Advances in Surgical Technique
Since 2001, femtosecond lasers have been used successfully in LASIK (Laser In-Situ Keratomileusis) refractive surgery. This laser replaces a blade that is used to create a corneal flap so that secondary laser ablation can be performed on the eye to correct for the patient’s refractive error. The femtosecond laser has thus contributed to more precise and safer outcomes in LASIK. The use of femtosecond laser in cataract surgery was first explored by Professor Zoltan Nagy in Budapest, Hungary, in 2008. This laser device was made available in Singapore since 2012. The objective was to use a femtosecond laser instead of a blade to make the corneal incision in cataract surgery. The laser can also be used to create a round opening in the anterior lens capsule and to achieve a preliminary fragmentation of the lens nucleus, before proceeding with further fragmentation of the lens by the usual phacoemulsification method. As with any new technology, many studies are being carried out worldwide to evaluate its efficacy, safety and success outcomes. However, cost-effectiveness is still a major issue with this laser device.
Huge advances in surgical technique, as well as intraocular lens implant design in the last few decades, have contributed to making cataract surgery today a safe and effective procedure, associated with rapid recovery of vision and little downtime.
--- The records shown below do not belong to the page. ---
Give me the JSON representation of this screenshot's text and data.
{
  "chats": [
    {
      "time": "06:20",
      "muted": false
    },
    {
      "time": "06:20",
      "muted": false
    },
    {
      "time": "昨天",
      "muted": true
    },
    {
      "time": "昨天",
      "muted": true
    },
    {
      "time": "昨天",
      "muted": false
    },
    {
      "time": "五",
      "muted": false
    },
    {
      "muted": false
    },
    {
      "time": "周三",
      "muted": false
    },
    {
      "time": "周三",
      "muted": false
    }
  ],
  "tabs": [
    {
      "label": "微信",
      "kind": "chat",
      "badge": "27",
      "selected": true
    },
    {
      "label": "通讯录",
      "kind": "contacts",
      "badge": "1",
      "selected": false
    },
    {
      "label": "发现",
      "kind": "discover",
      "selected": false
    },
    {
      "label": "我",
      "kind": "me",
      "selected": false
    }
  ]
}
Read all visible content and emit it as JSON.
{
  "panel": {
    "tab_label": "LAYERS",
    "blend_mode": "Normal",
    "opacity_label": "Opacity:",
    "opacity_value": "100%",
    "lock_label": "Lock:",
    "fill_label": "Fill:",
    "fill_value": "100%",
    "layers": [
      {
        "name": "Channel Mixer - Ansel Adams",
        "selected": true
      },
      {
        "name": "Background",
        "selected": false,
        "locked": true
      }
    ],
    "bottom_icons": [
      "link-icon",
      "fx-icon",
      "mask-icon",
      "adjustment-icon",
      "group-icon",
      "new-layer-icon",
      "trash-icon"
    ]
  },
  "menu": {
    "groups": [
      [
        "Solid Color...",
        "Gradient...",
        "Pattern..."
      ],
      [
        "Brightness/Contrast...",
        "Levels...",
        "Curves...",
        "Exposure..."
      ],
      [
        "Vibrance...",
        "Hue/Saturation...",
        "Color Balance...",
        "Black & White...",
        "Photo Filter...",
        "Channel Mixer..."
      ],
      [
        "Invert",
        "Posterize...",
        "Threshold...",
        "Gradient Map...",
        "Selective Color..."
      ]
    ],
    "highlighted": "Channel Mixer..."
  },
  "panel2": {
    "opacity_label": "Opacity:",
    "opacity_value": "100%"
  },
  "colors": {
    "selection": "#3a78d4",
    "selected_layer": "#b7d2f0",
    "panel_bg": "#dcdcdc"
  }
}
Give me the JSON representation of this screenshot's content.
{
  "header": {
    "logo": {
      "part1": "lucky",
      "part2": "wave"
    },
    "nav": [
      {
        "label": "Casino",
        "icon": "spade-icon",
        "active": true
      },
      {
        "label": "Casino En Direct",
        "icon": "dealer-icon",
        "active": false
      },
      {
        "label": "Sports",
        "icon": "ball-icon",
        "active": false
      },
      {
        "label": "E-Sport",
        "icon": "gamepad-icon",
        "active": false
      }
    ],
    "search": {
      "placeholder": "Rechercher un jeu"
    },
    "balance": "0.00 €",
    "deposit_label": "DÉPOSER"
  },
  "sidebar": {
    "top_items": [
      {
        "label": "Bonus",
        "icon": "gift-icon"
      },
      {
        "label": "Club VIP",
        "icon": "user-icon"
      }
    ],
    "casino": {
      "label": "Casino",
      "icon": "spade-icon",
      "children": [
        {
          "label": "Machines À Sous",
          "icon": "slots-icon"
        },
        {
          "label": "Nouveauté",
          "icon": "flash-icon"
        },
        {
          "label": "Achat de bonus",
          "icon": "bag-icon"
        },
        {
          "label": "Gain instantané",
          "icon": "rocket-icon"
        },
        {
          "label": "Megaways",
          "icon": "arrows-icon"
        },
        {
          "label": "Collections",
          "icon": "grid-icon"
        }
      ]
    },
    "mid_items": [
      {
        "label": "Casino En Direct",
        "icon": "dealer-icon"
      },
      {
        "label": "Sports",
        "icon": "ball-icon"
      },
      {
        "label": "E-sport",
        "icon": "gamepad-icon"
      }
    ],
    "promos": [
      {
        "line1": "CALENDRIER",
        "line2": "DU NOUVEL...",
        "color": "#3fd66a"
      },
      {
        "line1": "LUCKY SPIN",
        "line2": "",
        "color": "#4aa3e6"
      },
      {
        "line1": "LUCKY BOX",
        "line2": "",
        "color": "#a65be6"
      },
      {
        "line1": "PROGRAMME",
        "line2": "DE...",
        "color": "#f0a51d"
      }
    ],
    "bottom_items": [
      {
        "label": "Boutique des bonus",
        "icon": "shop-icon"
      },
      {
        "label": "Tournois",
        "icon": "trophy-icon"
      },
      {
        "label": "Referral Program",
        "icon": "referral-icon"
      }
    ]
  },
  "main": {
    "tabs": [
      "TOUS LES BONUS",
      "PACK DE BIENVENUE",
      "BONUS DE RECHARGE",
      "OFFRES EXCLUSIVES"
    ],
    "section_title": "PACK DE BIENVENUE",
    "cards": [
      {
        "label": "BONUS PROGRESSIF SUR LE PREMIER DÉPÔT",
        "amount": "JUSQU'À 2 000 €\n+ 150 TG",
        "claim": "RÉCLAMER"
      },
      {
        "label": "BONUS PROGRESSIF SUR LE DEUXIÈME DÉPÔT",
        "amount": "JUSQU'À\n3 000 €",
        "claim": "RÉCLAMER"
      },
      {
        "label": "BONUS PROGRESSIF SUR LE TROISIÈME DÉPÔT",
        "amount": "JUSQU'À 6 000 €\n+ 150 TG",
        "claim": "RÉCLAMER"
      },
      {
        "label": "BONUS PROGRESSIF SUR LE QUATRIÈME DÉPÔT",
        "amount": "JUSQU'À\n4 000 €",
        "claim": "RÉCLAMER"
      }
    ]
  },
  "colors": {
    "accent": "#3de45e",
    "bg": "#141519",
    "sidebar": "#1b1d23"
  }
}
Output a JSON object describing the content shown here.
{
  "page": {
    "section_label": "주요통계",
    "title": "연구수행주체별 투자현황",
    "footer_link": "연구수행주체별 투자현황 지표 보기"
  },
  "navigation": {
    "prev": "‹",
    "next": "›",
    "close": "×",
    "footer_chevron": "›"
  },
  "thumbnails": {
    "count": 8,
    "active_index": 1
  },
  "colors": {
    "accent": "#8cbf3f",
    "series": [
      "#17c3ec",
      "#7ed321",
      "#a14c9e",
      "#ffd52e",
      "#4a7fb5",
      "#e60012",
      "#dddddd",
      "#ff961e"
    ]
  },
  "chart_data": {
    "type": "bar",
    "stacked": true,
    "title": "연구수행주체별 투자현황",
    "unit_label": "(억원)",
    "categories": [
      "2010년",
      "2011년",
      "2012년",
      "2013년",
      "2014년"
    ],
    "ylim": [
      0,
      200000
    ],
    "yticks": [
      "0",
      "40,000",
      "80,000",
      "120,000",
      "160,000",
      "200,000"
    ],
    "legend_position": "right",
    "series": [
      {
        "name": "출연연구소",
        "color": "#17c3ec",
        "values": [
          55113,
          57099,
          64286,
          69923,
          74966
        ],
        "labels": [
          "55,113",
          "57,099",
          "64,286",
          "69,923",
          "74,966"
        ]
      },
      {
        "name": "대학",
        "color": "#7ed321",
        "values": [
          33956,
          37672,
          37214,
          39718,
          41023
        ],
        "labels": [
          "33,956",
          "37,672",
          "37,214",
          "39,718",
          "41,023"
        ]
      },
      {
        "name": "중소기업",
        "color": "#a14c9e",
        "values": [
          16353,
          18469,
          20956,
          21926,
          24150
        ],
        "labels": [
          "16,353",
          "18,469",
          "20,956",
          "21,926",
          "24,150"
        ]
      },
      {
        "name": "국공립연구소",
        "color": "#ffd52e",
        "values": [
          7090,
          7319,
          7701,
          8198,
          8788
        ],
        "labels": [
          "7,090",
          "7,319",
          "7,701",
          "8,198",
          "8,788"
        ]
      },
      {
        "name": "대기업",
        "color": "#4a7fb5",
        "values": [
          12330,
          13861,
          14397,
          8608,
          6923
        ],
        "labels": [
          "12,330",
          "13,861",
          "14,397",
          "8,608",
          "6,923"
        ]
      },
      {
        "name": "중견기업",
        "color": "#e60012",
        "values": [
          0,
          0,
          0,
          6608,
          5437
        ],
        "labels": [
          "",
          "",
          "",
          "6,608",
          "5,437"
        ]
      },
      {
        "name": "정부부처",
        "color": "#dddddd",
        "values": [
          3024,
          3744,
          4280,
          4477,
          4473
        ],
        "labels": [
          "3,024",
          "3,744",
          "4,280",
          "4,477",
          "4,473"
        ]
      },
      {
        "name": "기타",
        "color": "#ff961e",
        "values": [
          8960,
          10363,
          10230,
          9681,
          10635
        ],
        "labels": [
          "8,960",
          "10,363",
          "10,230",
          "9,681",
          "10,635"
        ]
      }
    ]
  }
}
Majority of patients are able to resume their normal activities by the night of the surgery, and with the appropriate choice of premium intraocular lens implants like multifocal and toric intraocular lens implants, patients can now look forward to greater spectacle independence.